Act Two - YOUR GUIDE TO RETIREMENT PLANNING AND LIVING
By Jennifer B. Cona, Esq.
The Problem: My mother was just admitted to a nursing home. She did not do any estate or Medicaid planning and all of her assets are still in her name alone. Can she still qualify for Medicaid? Will she lose everything to the nursing home? Will I lose my inheritance?
The Expert: Jennifer B. Cona, elder law attorney, Melville.
The Rules: Medicaid applicants must be both residing in a long-term facility and have “spent down” their remaining assets to the resource limit set by the state before the Medicaid penalty period kicks in for any asset transfers made in the past five years.
The Strategy: Despite the five-year Medicaid “look back” period, your mother can save about half of her assets for your inheritance by using a strategy called a “note and loan” plan.

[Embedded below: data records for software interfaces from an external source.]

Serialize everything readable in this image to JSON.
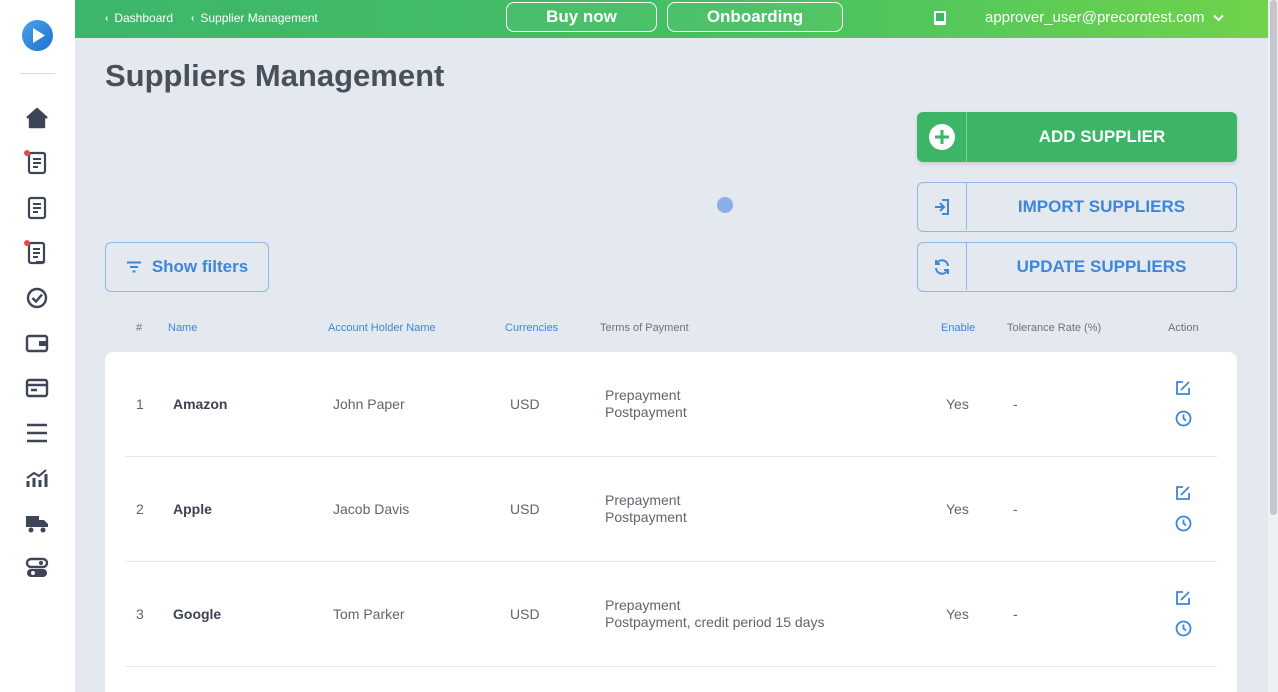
{
  "breadcrumbs": [
    "Dashboard",
    "Supplier Management"
  ],
  "topbar": {
    "buy_now": "Buy now",
    "onboarding": "Onboarding",
    "user_email": "approver_user@precorotest.com"
  },
  "page_title": "Suppliers Management",
  "buttons": {
    "add_supplier": "ADD SUPPLIER",
    "import_suppliers": "IMPORT SUPPLIERS",
    "update_suppliers": "UPDATE SUPPLIERS",
    "show_filters": "Show filters"
  },
  "table": {
    "headers": {
      "num": "#",
      "name": "Name",
      "account_holder": "Account Holder Name",
      "currencies": "Currencies",
      "terms": "Terms of Payment",
      "enable": "Enable",
      "tolerance": "Tolerance Rate (%)",
      "action": "Action"
    },
    "rows": [
      {
        "num": "1",
        "name": "Amazon",
        "holder": "John Paper",
        "currency": "USD",
        "terms1": "Prepayment",
        "terms2": "Postpayment",
        "enable": "Yes",
        "tolerance": "-"
      },
      {
        "num": "2",
        "name": "Apple",
        "holder": "Jacob Davis",
        "currency": "USD",
        "terms1": "Prepayment",
        "terms2": "Postpayment",
        "enable": "Yes",
        "tolerance": "-"
      },
      {
        "num": "3",
        "name": "Google",
        "holder": "Tom Parker",
        "currency": "USD",
        "terms1": "Prepayment",
        "terms2": "Postpayment, credit period 15 days",
        "enable": "Yes",
        "tolerance": "-"
      }
    ]
  },
  "colors": {
    "accent_green": "#3cb567",
    "accent_blue": "#3e86d9",
    "nav_icon": "#3d4556"
  },
  "icons": [
    "logo-icon",
    "home-icon",
    "requisition-icon",
    "purchase-order-icon",
    "invoice-icon",
    "approval-icon",
    "wallet-icon",
    "card-icon",
    "menu-icon",
    "analytics-icon",
    "delivery-icon",
    "settings-icon",
    "book-icon",
    "edit-icon",
    "history-icon"
  ]
}
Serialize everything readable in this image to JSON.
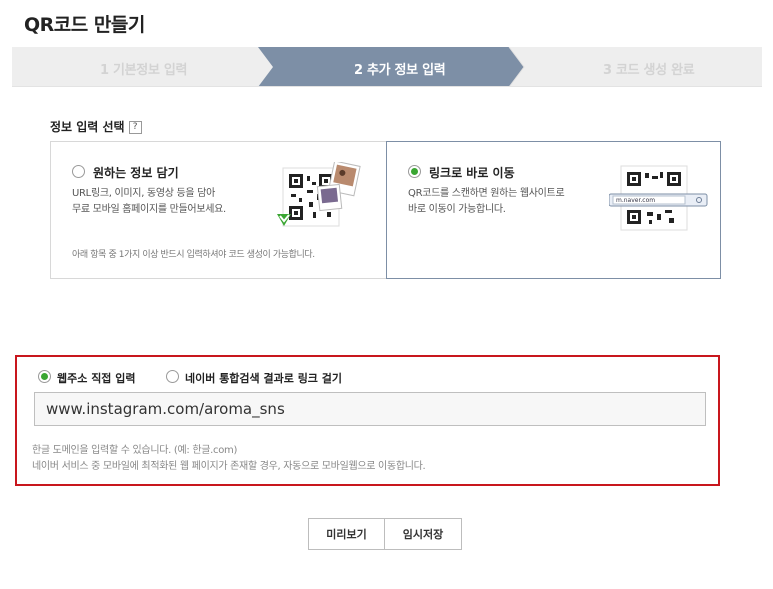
{
  "page_title": "QR코드 만들기",
  "steps": [
    {
      "label": "1 기본정보 입력",
      "state": "done"
    },
    {
      "label": "2 추가 정보 입력",
      "state": "active"
    },
    {
      "label": "3 코드 생성 완료",
      "state": "pending"
    }
  ],
  "info_select": {
    "title": "정보 입력 선택",
    "help": "?"
  },
  "options": {
    "wish_info": {
      "title": "원하는 정보 담기",
      "desc1": "URL링크, 이미지, 동영상 등을 담아",
      "desc2": "무료 모바일 홈페이지를 만들어보세요.",
      "note": "아래 항목 중 1가지 이상 반드시 입력하셔야 코드 생성이 가능합니다.",
      "selected": false
    },
    "link_direct": {
      "title": "링크로 바로 이동",
      "desc1": "QR코드를 스캔하면 원하는 웹사이트로",
      "desc2": "바로 이동이 가능합니다.",
      "url_preview": "m.naver.com",
      "selected": true
    }
  },
  "link_form": {
    "opt_direct": {
      "label": "웹주소 직접 입력",
      "selected": true
    },
    "opt_search": {
      "label": "네이버 통합검색 결과로 링크 걸기",
      "selected": false
    },
    "url_value": "www.instagram.com/aroma_sns",
    "hint1": "한글 도메인을 입력할 수 있습니다. (예: 한글.com)",
    "hint2": "네이버 서비스 중 모바일에 최적화된 웹 페이지가 존재할 경우, 자동으로 모바일웹으로 이동합니다."
  },
  "buttons": {
    "preview": "미리보기",
    "temp_save": "임시저장"
  },
  "colors": {
    "step_active": "#7d8fa6",
    "step_inactive": "#eeeeee",
    "radio_on": "#3aa632",
    "highlight_border": "#c8161d"
  }
}
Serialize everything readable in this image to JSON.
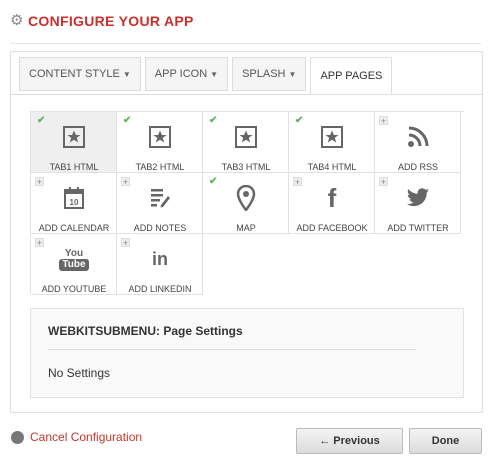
{
  "header": {
    "title": "CONFIGURE YOUR APP",
    "icon": "gear-icon"
  },
  "tabs": [
    {
      "label": "CONTENT STYLE",
      "chevron": true,
      "active": false
    },
    {
      "label": "APP ICON",
      "chevron": true,
      "active": false
    },
    {
      "label": "SPLASH",
      "chevron": true,
      "active": false
    },
    {
      "label": "APP PAGES",
      "chevron": false,
      "active": true
    }
  ],
  "pages": [
    {
      "label": "TAB1 HTML",
      "icon": "star-box-icon",
      "added": true,
      "selected": true
    },
    {
      "label": "TAB2 HTML",
      "icon": "star-box-icon",
      "added": true,
      "selected": false
    },
    {
      "label": "TAB3 HTML",
      "icon": "star-box-icon",
      "added": true,
      "selected": false
    },
    {
      "label": "TAB4 HTML",
      "icon": "star-box-icon",
      "added": true,
      "selected": false
    },
    {
      "label": "ADD RSS",
      "icon": "rss-icon",
      "added": false,
      "selected": false
    },
    {
      "label": "ADD CALENDAR",
      "icon": "calendar-icon",
      "added": false,
      "selected": false
    },
    {
      "label": "ADD NOTES",
      "icon": "notes-icon",
      "added": false,
      "selected": false
    },
    {
      "label": "MAP",
      "icon": "map-pin-icon",
      "added": true,
      "selected": false
    },
    {
      "label": "ADD FACEBOOK",
      "icon": "facebook-icon",
      "added": false,
      "selected": false
    },
    {
      "label": "ADD TWITTER",
      "icon": "twitter-icon",
      "added": false,
      "selected": false
    },
    {
      "label": "ADD YOUTUBE",
      "icon": "youtube-icon",
      "added": false,
      "selected": false
    },
    {
      "label": "ADD LINKEDIN",
      "icon": "linkedin-icon",
      "added": false,
      "selected": false
    }
  ],
  "calendar_day": "10",
  "youtube_top": "You",
  "youtube_bottom": "Tube",
  "linkedin_text": "in",
  "facebook_text": "f",
  "settings": {
    "title": "WEBKITSUBMENU: Page Settings",
    "text": "No Settings"
  },
  "footer": {
    "cancel_label": "Cancel Configuration",
    "previous_label": "← Previous",
    "done_label": "Done"
  },
  "colors": {
    "accent": "#c9302c",
    "check": "#5cb85c"
  }
}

How it Works: Your mother can transfer all of her assets to you as a part-gift, part-loan transaction. Half of the assets transferred would be a gift to you, and the other half would be a loan. You would need to sign a promissory note, agreeing to pay back the loaned assets, plus interest, to her on a monthly basis. The monthly amount to be paid back would be calculated based on the average monthly cost of the nursing home she is in, minus her monthly income. You would pay back the calculated monthly payback amount to your mother, and she would then write a check for that same amount to the nursing home. The loan repayment will cover the amount due to the nursing home during the penalty period resulting from the gift of the other half of your mother’s assets to you. Also, to keep you mother’s eligibility for Medicaid benefits, make sure the monthly loan repayment amount is greater than the nursing home’s Medicaid rate but less than the private-pay rate.
The Results: At the end of the loan repayment term, your mother will be eligible for Medicaid benefits, and you will be able to keep the half of the assets transferred to you – free and clear.